● Records supplied:

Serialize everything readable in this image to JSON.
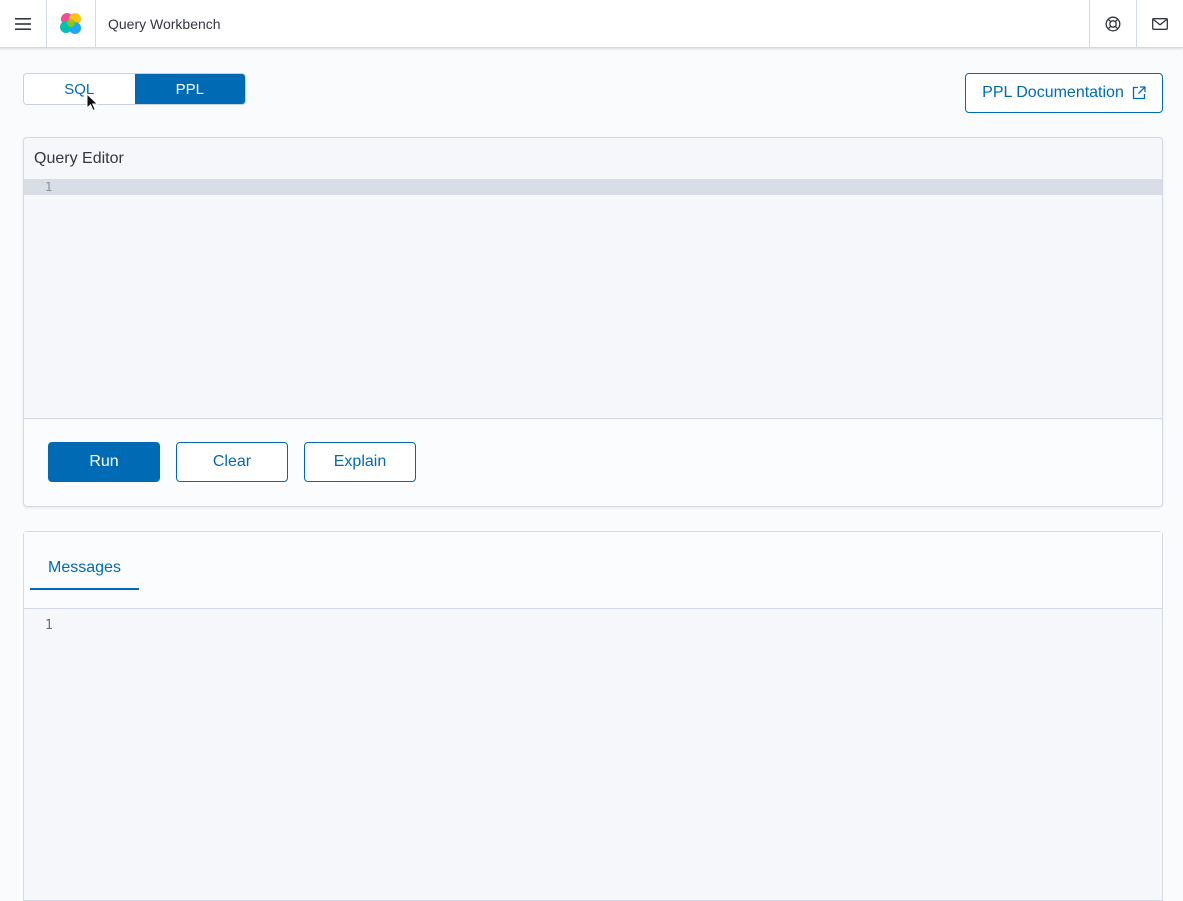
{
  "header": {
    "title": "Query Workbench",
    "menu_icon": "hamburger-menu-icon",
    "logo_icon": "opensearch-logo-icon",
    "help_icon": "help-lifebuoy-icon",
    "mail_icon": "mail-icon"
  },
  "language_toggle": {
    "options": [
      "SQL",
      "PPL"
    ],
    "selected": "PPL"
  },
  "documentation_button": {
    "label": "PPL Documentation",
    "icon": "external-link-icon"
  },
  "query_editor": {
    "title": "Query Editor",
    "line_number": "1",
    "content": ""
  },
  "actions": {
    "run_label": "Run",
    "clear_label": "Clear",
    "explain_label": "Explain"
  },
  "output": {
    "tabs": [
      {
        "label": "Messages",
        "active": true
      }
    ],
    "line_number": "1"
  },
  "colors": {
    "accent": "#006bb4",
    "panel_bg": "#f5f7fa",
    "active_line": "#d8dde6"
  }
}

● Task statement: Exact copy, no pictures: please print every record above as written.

● Result of the task:
Serialize everything readable in this image to JSON.
{
  "header": {
    "title": "Query Workbench",
    "menu_icon": "hamburger-menu-icon",
    "logo_icon": "opensearch-logo-icon",
    "help_icon": "help-lifebuoy-icon",
    "mail_icon": "mail-icon"
  },
  "language_toggle": {
    "options": [
      "SQL",
      "PPL"
    ],
    "selected": "PPL"
  },
  "documentation_button": {
    "label": "PPL Documentation",
    "icon": "external-link-icon"
  },
  "query_editor": {
    "title": "Query Editor",
    "line_number": "1",
    "content": ""
  },
  "actions": {
    "run_label": "Run",
    "clear_label": "Clear",
    "explain_label": "Explain"
  },
  "output": {
    "tabs": [
      {
        "label": "Messages",
        "active": true
      }
    ],
    "line_number": "1"
  },
  "colors": {
    "accent": "#006bb4",
    "panel_bg": "#f5f7fa",
    "active_line": "#d8dde6"
  }
}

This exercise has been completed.